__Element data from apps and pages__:
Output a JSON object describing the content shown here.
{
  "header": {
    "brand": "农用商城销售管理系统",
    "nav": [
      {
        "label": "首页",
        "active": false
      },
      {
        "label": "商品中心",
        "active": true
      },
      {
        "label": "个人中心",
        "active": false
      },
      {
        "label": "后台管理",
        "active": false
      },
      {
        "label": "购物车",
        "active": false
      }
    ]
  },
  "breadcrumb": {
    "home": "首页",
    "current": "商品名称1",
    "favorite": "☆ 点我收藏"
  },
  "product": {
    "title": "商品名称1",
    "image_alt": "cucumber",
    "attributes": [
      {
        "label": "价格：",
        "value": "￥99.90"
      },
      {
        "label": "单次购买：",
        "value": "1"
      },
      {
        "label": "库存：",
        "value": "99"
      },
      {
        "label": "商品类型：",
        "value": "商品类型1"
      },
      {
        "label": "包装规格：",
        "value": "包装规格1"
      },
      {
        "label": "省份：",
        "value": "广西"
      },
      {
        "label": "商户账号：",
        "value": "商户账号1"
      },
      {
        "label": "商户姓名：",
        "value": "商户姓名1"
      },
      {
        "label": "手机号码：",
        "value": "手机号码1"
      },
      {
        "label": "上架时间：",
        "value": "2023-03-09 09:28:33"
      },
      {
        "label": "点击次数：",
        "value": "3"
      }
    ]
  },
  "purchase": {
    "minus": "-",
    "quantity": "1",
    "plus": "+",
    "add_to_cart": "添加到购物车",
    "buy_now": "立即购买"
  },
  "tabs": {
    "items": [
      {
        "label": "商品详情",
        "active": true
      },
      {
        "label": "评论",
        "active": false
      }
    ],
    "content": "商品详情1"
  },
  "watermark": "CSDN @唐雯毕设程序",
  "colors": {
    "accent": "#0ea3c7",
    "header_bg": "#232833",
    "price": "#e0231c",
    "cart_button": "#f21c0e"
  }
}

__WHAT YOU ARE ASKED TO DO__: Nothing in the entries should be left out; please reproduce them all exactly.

__RESULT OF THE TASK__:
Output a JSON object describing the content shown here.
{
  "header": {
    "brand": "农用商城销售管理系统",
    "nav": [
      {
        "label": "首页",
        "active": false
      },
      {
        "label": "商品中心",
        "active": true
      },
      {
        "label": "个人中心",
        "active": false
      },
      {
        "label": "后台管理",
        "active": false
      },
      {
        "label": "购物车",
        "active": false
      }
    ]
  },
  "breadcrumb": {
    "home": "首页",
    "current": "商品名称1",
    "favorite": "☆ 点我收藏"
  },
  "product": {
    "title": "商品名称1",
    "image_alt": "cucumber",
    "attributes": [
      {
        "label": "价格：",
        "value": "￥99.90"
      },
      {
        "label": "单次购买：",
        "value": "1"
      },
      {
        "label": "库存：",
        "value": "99"
      },
      {
        "label": "商品类型：",
        "value": "商品类型1"
      },
      {
        "label": "包装规格：",
        "value": "包装规格1"
      },
      {
        "label": "省份：",
        "value": "广西"
      },
      {
        "label": "商户账号：",
        "value": "商户账号1"
      },
      {
        "label": "商户姓名：",
        "value": "商户姓名1"
      },
      {
        "label": "手机号码：",
        "value": "手机号码1"
      },
      {
        "label": "上架时间：",
        "value": "2023-03-09 09:28:33"
      },
      {
        "label": "点击次数：",
        "value": "3"
      }
    ]
  },
  "purchase": {
    "minus": "-",
    "quantity": "1",
    "plus": "+",
    "add_to_cart": "添加到购物车",
    "buy_now": "立即购买"
  },
  "tabs": {
    "items": [
      {
        "label": "商品详情",
        "active": true
      },
      {
        "label": "评论",
        "active": false
      }
    ],
    "content": "商品详情1"
  },
  "watermark": "CSDN @唐雯毕设程序",
  "colors": {
    "accent": "#0ea3c7",
    "header_bg": "#232833",
    "price": "#e0231c",
    "cart_button": "#f21c0e"
  }
}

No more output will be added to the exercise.